Common Sense Note
Parents need to know that For Greater Glory, which sheds light on one of the bloodiest moments in Mexican history, doesn't shy away from depicting war-related carnage: Children and the elderly are beaten and shot point blank; countless others are seen with nooses tied around their necks and then hung from ceilings and telegraph lines, with their corpses shown motionless for many scenes. And that's just the beginning. That said, aside from some drinking, there's not much else of note, content-wise -- there's no sex, hardly any swearing, and plenty of acts of heroism. Bottom line? It's an inspiring story, but one that's sometimes hard to stomach.

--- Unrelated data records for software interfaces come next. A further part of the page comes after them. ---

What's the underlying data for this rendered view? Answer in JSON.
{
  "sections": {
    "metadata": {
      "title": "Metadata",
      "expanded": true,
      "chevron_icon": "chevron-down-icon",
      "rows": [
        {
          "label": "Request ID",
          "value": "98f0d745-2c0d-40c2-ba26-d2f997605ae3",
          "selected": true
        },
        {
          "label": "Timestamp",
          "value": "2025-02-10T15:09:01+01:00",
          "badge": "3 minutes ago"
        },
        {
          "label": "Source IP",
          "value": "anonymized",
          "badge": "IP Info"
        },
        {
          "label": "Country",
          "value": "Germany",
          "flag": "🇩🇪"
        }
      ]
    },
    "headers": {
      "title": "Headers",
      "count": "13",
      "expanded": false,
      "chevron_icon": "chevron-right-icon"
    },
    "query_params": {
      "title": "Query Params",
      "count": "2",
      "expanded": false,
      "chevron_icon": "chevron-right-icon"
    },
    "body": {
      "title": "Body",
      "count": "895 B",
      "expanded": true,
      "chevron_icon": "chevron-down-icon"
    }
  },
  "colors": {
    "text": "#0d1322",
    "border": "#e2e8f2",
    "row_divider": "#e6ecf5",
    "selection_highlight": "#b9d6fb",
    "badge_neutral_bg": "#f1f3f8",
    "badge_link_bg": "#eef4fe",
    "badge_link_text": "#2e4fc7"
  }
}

For Greater Glory has an inspiring, courageous message, but the war violence is relentless. Countless people -- including women, men, and children; old and young; and characters viewers will be attached to -- are stabbed, shot point blank, hung on telegraph poles (with the camera lingering on them as they swing from rafters), and tortured in scene after scene. It almost never lets up.

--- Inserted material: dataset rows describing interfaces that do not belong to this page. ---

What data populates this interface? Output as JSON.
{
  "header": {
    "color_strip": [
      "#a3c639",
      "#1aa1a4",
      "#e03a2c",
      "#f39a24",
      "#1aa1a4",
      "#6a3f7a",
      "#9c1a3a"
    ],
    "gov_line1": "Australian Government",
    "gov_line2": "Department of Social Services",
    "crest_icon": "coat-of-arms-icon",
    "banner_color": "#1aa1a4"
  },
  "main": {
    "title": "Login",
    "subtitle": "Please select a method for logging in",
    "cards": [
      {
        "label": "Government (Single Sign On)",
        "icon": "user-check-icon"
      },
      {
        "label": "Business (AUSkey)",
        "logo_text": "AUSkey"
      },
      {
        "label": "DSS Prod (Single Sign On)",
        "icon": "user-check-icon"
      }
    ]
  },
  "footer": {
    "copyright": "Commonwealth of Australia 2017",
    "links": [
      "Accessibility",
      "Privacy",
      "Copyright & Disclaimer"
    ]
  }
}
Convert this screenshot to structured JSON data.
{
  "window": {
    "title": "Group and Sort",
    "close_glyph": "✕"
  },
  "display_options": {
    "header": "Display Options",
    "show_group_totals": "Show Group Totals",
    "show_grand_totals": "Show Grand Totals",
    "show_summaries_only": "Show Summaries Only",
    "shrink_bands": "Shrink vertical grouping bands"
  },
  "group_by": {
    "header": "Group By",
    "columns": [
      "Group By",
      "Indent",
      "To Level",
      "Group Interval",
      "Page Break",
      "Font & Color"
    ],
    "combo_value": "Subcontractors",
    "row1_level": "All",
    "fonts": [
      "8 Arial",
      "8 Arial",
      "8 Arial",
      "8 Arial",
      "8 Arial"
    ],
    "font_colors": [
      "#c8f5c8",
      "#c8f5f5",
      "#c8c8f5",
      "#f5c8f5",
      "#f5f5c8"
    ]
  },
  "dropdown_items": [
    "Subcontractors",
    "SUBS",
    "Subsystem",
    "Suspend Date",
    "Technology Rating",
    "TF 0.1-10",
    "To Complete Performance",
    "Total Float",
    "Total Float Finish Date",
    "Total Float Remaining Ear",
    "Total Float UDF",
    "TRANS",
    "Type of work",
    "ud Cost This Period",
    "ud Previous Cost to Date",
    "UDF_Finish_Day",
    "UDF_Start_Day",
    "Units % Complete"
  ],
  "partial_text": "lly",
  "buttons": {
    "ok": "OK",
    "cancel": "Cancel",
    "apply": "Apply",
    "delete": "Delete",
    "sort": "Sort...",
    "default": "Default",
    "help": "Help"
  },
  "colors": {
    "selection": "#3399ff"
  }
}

Very infrequent use of "hell."
The movie's core message is that you must stand up for what you believe in, as that's the only way to live in peace with yourself. Also, faith can see you through the toughest of personal and physical challenges.
Drugs / Tobacco /
Characters drink liquor at social occasions and while alone, pickling their worries in tequila and sorrow.